A Scalable Approach to High-Impact Tutoring for Young Readers: Results of a Randomized Controlled Trial

A primary goal of early elementary education is developing literacy skills (Fiester, 2010), yet two-thirds of US students will not be proficient readers by the time they reach 4th grade (U.S. Department of Education, 2022). The COVID-19 pandemic rallied the nation around the need to catch students up and to address “lost learning.” However, even prior to the pandemic, millions of students across the country were not learning to read through classroom instruction alone (Lesnick et al., 2010). 

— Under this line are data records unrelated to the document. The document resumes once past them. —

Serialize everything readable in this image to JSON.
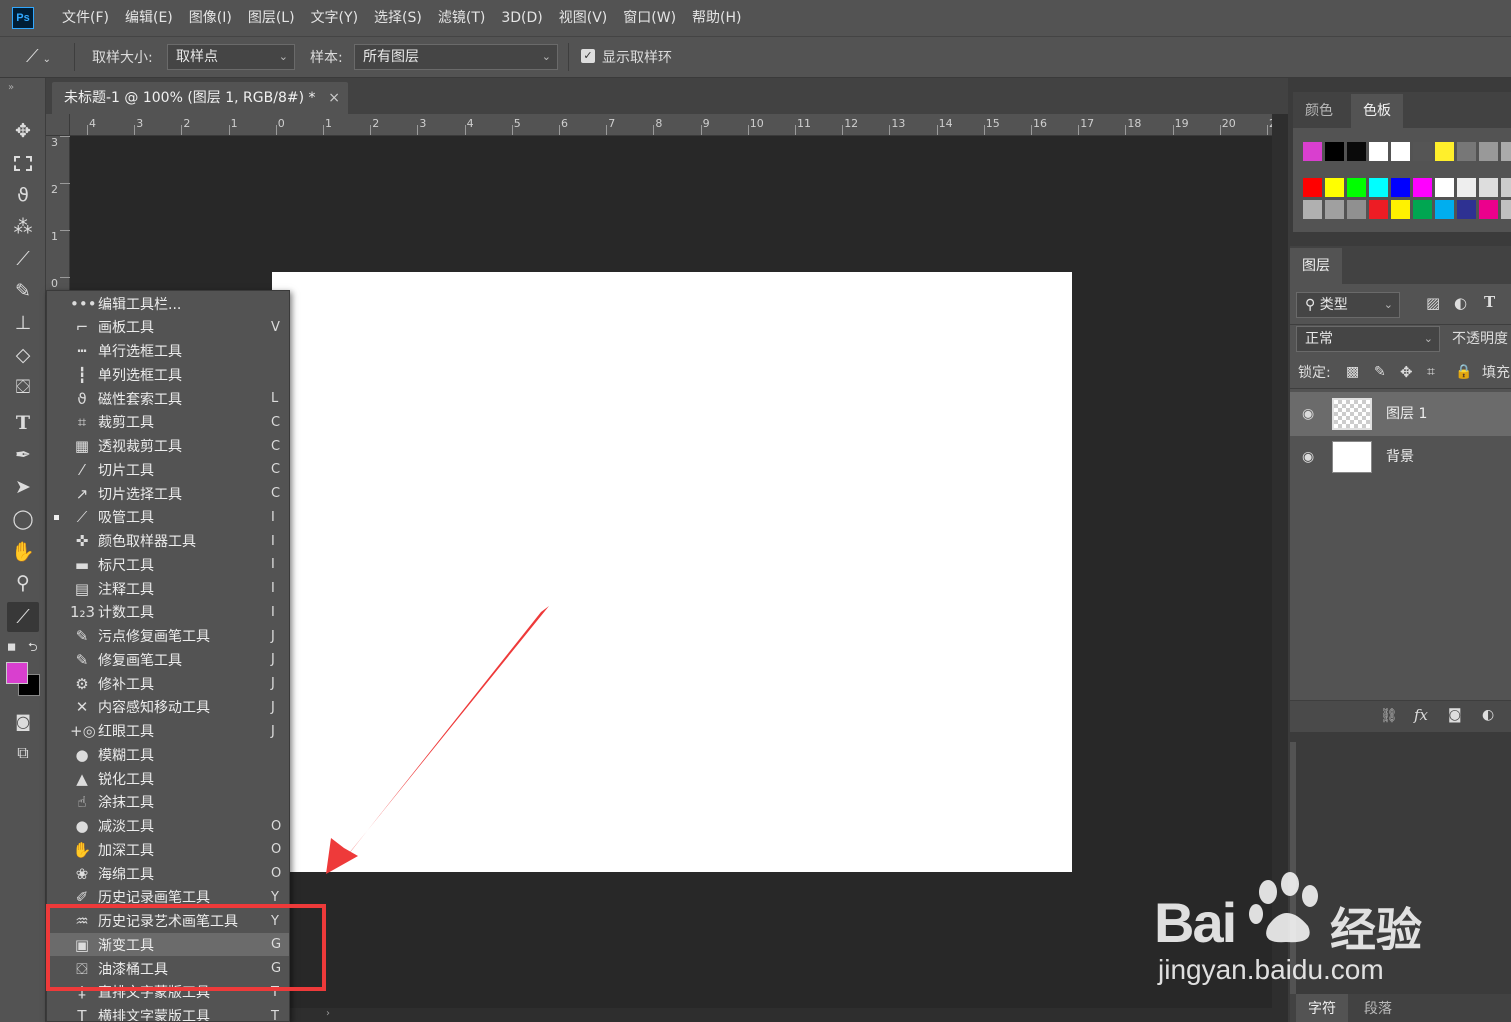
{
  "app": {
    "logo": "Ps"
  },
  "menu": [
    "文件(F)",
    "编辑(E)",
    "图像(I)",
    "图层(L)",
    "文字(Y)",
    "选择(S)",
    "滤镜(T)",
    "3D(D)",
    "视图(V)",
    "窗口(W)",
    "帮助(H)"
  ],
  "options": {
    "sample_size_label": "取样大小:",
    "sample_size_value": "取样点",
    "sample_label": "样本:",
    "sample_value": "所有图层",
    "show_ring_label": "显示取样环"
  },
  "document_tab": {
    "title": "未标题-1 @ 100% (图层 1, RGB/8#) *",
    "close": "×"
  },
  "ruler_top": [
    "4",
    "3",
    "2",
    "1",
    "0",
    "1",
    "2",
    "3",
    "4",
    "5",
    "6",
    "7",
    "8",
    "9",
    "10",
    "11",
    "12",
    "13",
    "14",
    "15",
    "16",
    "17",
    "18",
    "19",
    "20",
    "2"
  ],
  "ruler_left": [
    "3",
    "2",
    "1",
    "0"
  ],
  "panels": {
    "color_tab": "颜色",
    "swatches_tab": "色板",
    "layers_tab": "图层",
    "filter_type": "类型",
    "blend_mode": "正常",
    "opacity_label": "不透明度",
    "lock_label": "锁定:",
    "fill_label": "填充",
    "character_tab": "字符",
    "paragraph_tab": "段落",
    "fx_label": "fx"
  },
  "swatch_colors": {
    "row1": [
      "#d93fcf",
      "#000000",
      "#0a0a0a",
      "#ffffff",
      "#ffffff",
      "#555555",
      "#ffef2b",
      "#777777",
      "#999999",
      "#aaaaaa"
    ],
    "row2": [
      "#ff0000",
      "#ffff00",
      "#00ff00",
      "#00ffff",
      "#0000ff",
      "#ff00ff",
      "#ffffff",
      "#eeeeee",
      "#dddddd",
      "#cccccc"
    ],
    "row3": [
      "#b0b0b0",
      "#a0a0a0",
      "#909090",
      "#ed1c24",
      "#fff200",
      "#00a651",
      "#00aeef",
      "#2e3192",
      "#ec008c",
      "#c0c0c0"
    ]
  },
  "colors": {
    "foreground": "#d93fcf",
    "background": "#000000",
    "highlight_box": "#ee3a3a"
  },
  "layers": [
    {
      "name": "图层 1",
      "selected": true,
      "transparent": true
    },
    {
      "name": "背景",
      "selected": false,
      "transparent": false
    }
  ],
  "flyout": [
    {
      "icon": "•••",
      "label": "编辑工具栏...",
      "key": "",
      "hl": false,
      "current": false
    },
    {
      "icon": "⌐",
      "label": "画板工具",
      "key": "V",
      "hl": false,
      "current": false
    },
    {
      "icon": "┅",
      "label": "单行选框工具",
      "key": "",
      "hl": false,
      "current": false
    },
    {
      "icon": "┇",
      "label": "单列选框工具",
      "key": "",
      "hl": false,
      "current": false
    },
    {
      "icon": "ϑ",
      "label": "磁性套索工具",
      "key": "L",
      "hl": false,
      "current": false
    },
    {
      "icon": "⌗",
      "label": "裁剪工具",
      "key": "C",
      "hl": false,
      "current": false
    },
    {
      "icon": "▦",
      "label": "透视裁剪工具",
      "key": "C",
      "hl": false,
      "current": false
    },
    {
      "icon": "⁄",
      "label": "切片工具",
      "key": "C",
      "hl": false,
      "current": false
    },
    {
      "icon": "↗",
      "label": "切片选择工具",
      "key": "C",
      "hl": false,
      "current": false
    },
    {
      "icon": "⟋",
      "label": "吸管工具",
      "key": "I",
      "hl": false,
      "current": true
    },
    {
      "icon": "✜",
      "label": "颜色取样器工具",
      "key": "I",
      "hl": false,
      "current": false
    },
    {
      "icon": "▬",
      "label": "标尺工具",
      "key": "I",
      "hl": false,
      "current": false
    },
    {
      "icon": "▤",
      "label": "注释工具",
      "key": "I",
      "hl": false,
      "current": false
    },
    {
      "icon": "1₂3",
      "label": "计数工具",
      "key": "I",
      "hl": false,
      "current": false
    },
    {
      "icon": "✎",
      "label": "污点修复画笔工具",
      "key": "J",
      "hl": false,
      "current": false
    },
    {
      "icon": "✎",
      "label": "修复画笔工具",
      "key": "J",
      "hl": false,
      "current": false
    },
    {
      "icon": "⚙",
      "label": "修补工具",
      "key": "J",
      "hl": false,
      "current": false
    },
    {
      "icon": "✕",
      "label": "内容感知移动工具",
      "key": "J",
      "hl": false,
      "current": false
    },
    {
      "icon": "+◎",
      "label": "红眼工具",
      "key": "J",
      "hl": false,
      "current": false
    },
    {
      "icon": "●",
      "label": "模糊工具",
      "key": "",
      "hl": false,
      "current": false
    },
    {
      "icon": "▲",
      "label": "锐化工具",
      "key": "",
      "hl": false,
      "current": false
    },
    {
      "icon": "☝",
      "label": "涂抹工具",
      "key": "",
      "hl": false,
      "current": false
    },
    {
      "icon": "●",
      "label": "减淡工具",
      "key": "O",
      "hl": false,
      "current": false
    },
    {
      "icon": "✋",
      "label": "加深工具",
      "key": "O",
      "hl": false,
      "current": false
    },
    {
      "icon": "❀",
      "label": "海绵工具",
      "key": "O",
      "hl": false,
      "current": false
    },
    {
      "icon": "✐",
      "label": "历史记录画笔工具",
      "key": "Y",
      "hl": false,
      "current": false
    },
    {
      "icon": "♒",
      "label": "历史记录艺术画笔工具",
      "key": "Y",
      "hl": false,
      "current": false
    },
    {
      "icon": "▣",
      "label": "渐变工具",
      "key": "G",
      "hl": true,
      "current": false
    },
    {
      "icon": "⛋",
      "label": "油漆桶工具",
      "key": "G",
      "hl": false,
      "current": false
    },
    {
      "icon": "‡",
      "label": "直排文字蒙版工具",
      "key": "T",
      "hl": false,
      "current": false
    },
    {
      "icon": "T",
      "label": "横排文字蒙版工具",
      "key": "T",
      "hl": false,
      "current": false
    }
  ],
  "watermark": {
    "brand": "Bai",
    "brand2": "经验",
    "url": "jingyan.baidu.com"
  }
}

Decades of evidence point to an effective intervention to help struggling readers: one-on-one or small group tutoring (Neitzel et al., 2022). Research consistently demonstrates that tutoring interventions have substantial positive effects on student learning—often translating to an additional 3-15 months of schooling (Nickow et al., 2020). The evidence base for early elementary tutoring in reading is particularly strong, although the effectiveness of individual programs can vary greatly (Heinrich et al., 2014; Nickow et al., 2020; Wanzek et al., 2016).

The documented variations in tutoring-program effectiveness may be, in part, due to the wide range of interventions that people refer to as tutoring. While some tutoring may take the form of homework help and drop-in support (Robinson et al., 2022), reading tutoring interventions that provide students with one-on-one, personalized reading instruction consistently demonstrate the largest improvements in reading achievement (Cavanaugh et al., 2004; Gersten et al., 2020; Neitzel et al., 2022; Slavin et al., 2011; Wanzek et al., 2018; Wanzek et al., 2016). Specific programs may differ in delivery or approaches, but most effective reading tutoring programs involve students meeting for 20-60-minute sessions several times a week with a consistent educator and use evidence-based reading curricula (Galuschka et al., 2014; Wanzek et al., 2018; Wanzek et al., 2016). These features align with the definition of “high-impact” tutoring, which involves substantial time each week spent in required tutoring; sustained and strong relationships between students and their tutors; close monitoring of student knowledge and skills; alignment with school curriculum; and oversight of tutors to assure quality interactions (Robinson & Loeb, 2021).

High-impact tutoring programs drive the large effect sizes cited in the literature, but they can be hard to scale and require substantial resources to implement (Thomas, L.G., et al., 2022). Successful tutoring programs often require dedicated tutoring blocks within the school schedule and cost, at a minimum, over $1000 per student (e.g., Guryan et al., 2021; Sirinides et al., 2018). Given the large expected effect sizes, high-impact tutoring is quite cost-effective at improving student learning outcomes (Guryan et al., 2021). However, the urgent and growing demand for high-impact tutoring programs to build children’s reading skills (U.S. Office of the Press Secretary, 2022) and common implementation issues (Carbonari et al., 2022), may prompt district leaders to search for even lower-cost programs that fit within existing school schedules. 

In this brief, we present results from a randomized controlled trial of an early elementary reading tutoring program that has been designed to be affordable at scale. During the 2021-22 school year, over eight hundred kindergarten students in a large Southeastern school district were randomly assigned to receive supplementary tutoring with the Chapter One program. The program embeds part-time tutors into the classroom to provide short bursts of instruction to individual students each week over the course of the school year. The consistent presence of the tutors allows them to build strong relationships with students and meet students’ individual needs at the moment they might most benefit from personalized instruction. 

We found that students who participated in Chapter One’s program were over two times more likely to reach the target reading stage by the end of kindergarten (a 120% increase). The positive findings at the end of the first year of implementation provide promising evidence of an affordable and sustainable approach for delivering one-on-one personalized reading tutoring at scale.